There are plenty of questions still to be answered. How do players feel about the possibility of expansion taking place, but the WNBA potentially following the money and giving Lacob the nod over a Black-led group?
What will the other city be that receives the WNBA’s expansion blessing? More than likely it would be a city east of the Mississippi. Would Lacob be an owner that would follow the Mark Davis and Clara Wu/Joe Tsai blueprint of a team? With his deep pockets and connection to women’s basketball, one would think that would be the route he would go.

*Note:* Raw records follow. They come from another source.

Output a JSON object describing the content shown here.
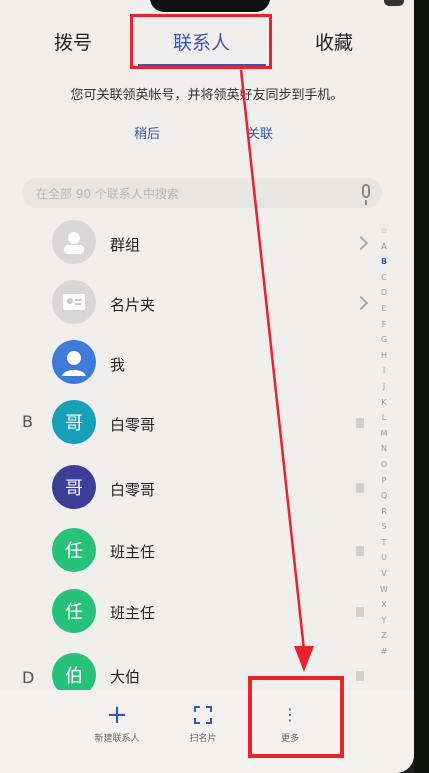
{
  "tabs": [
    {
      "label": "拨号"
    },
    {
      "label": "联系人"
    },
    {
      "label": "收藏"
    }
  ],
  "notice": {
    "text": "您可关联领英帐号，并将领英好友同步到手机。",
    "later": "稍后",
    "link": "关联"
  },
  "search": {
    "placeholder": "在全部 90 个联系人中搜索"
  },
  "contacts": [
    {
      "name": "群组",
      "icon": "group-icon"
    },
    {
      "name": "名片夹",
      "icon": "business-card-icon"
    },
    {
      "name": "我",
      "icon": "person-icon"
    },
    {
      "section": "B",
      "avatar": "哥",
      "name": "白零哥"
    },
    {
      "avatar": "哥",
      "name": "白零哥"
    },
    {
      "avatar": "任",
      "name": "班主任"
    },
    {
      "avatar": "任",
      "name": "班主任"
    },
    {
      "section": "D",
      "avatar": "伯",
      "name": "大伯"
    }
  ],
  "alphabet": [
    "☆",
    "A",
    "B",
    "C",
    "D",
    "E",
    "F",
    "G",
    "H",
    "I",
    "J",
    "K",
    "L",
    "M",
    "N",
    "O",
    "P",
    "Q",
    "R",
    "S",
    "T",
    "U",
    "V",
    "W",
    "X",
    "Y",
    "Z",
    "#"
  ],
  "alphabet_active": "B",
  "bottom_actions": [
    {
      "label": "新建联系人",
      "icon": "plus-icon"
    },
    {
      "label": "扫名片",
      "icon": "scan-icon"
    },
    {
      "label": "更多",
      "icon": "more-icon"
    }
  ],
  "colors": {
    "accent": "#3a56b8",
    "highlight": "#e8232d"
  }
}
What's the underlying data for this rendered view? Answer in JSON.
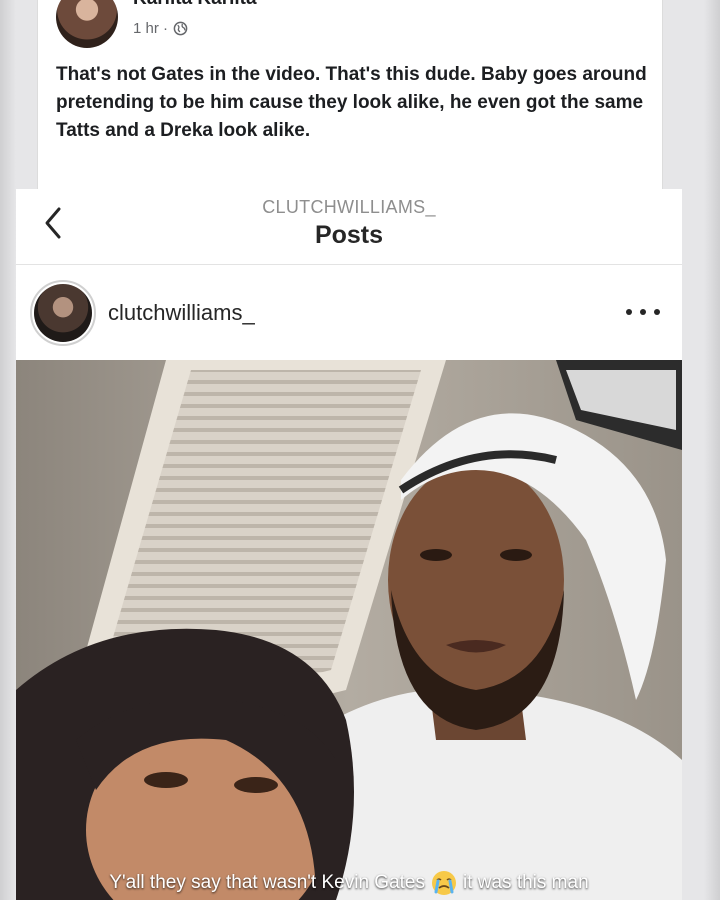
{
  "facebook_comment": {
    "author": "Karlita Karlita",
    "time": "1 hr ·",
    "text": "That's not Gates in the video. That's this dude. Baby goes around pretending to be him cause they look alike, he even got the same Tatts and a Dreka look alike."
  },
  "instagram": {
    "header_username": "CLUTCHWILLIAMS_",
    "header_title": "Posts",
    "post_username": "clutchwilliams_",
    "caption_before": "Y'all they say that wasn't Kevin Gates",
    "caption_emoji": "crying-face-emoji",
    "caption_after": "it was this man"
  },
  "icons": {
    "back": "chevron-left-icon",
    "more": "more-dots-icon",
    "privacy": "globe-icon"
  },
  "colors": {
    "text_primary": "#1c1e21",
    "text_secondary": "#65676b",
    "ig_gray": "#8e8e8e",
    "background": "#e6e6e8"
  }
}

One thing that is not much of a question is how the W would make things work in such an expensive market like the Bay Area. If the WNBA can make it would in other expensive markets such as New York (Liberty), Los Angeles (Sparks), Chicago (Sky), Washington (Mystics), Connecticut (Sun), Seattle (Storm), Atlanta (Dream), Phoenix (Mercury), Minnesota (Lynx) and Las Vegas (Aces) it will make the Bay Area work. Especially considering the Bay Area and the WNBA have flirted with each since the Lisa Borders presidency.
The biggest question would be the Oakland factor. Such a team would be based in Oakland and would likely do plenty of community events in the East Bay, but would play its home games at Chase Center. After losing the Warriors to San Francisco, the NFL’s Raiders to Vegas and (likely) the Athletics to Sin City as well, Oakland is starving for a team to call its own.
A WNBA franchise would have provided a golden opportunity for that to be the case, but Lacob’s money may have more sway over commissioner Cathy Engelbert than the cultural relevance and diversity a city like Oakland, with large Black, Brown and Asian populations, would present.
The Aces call Michelob Ultra Arena its primary home court, but have recently hosted a couple of home games at T-Mobile Arena – the home venue of the NHL’s defending Stanley Cup champion Vegas Golden Knights. Would a San Francisco WNBA team stage select home games at Oakland Arena? One must hope.
As mentioned earlier, expansion news nowadays is treated with a “meh” attitude among fans until Engelbert herself is at a press conference announcing a new team(s). But where there is smoke, there is fire – and that haze in the air is not exactly San Francisco fog…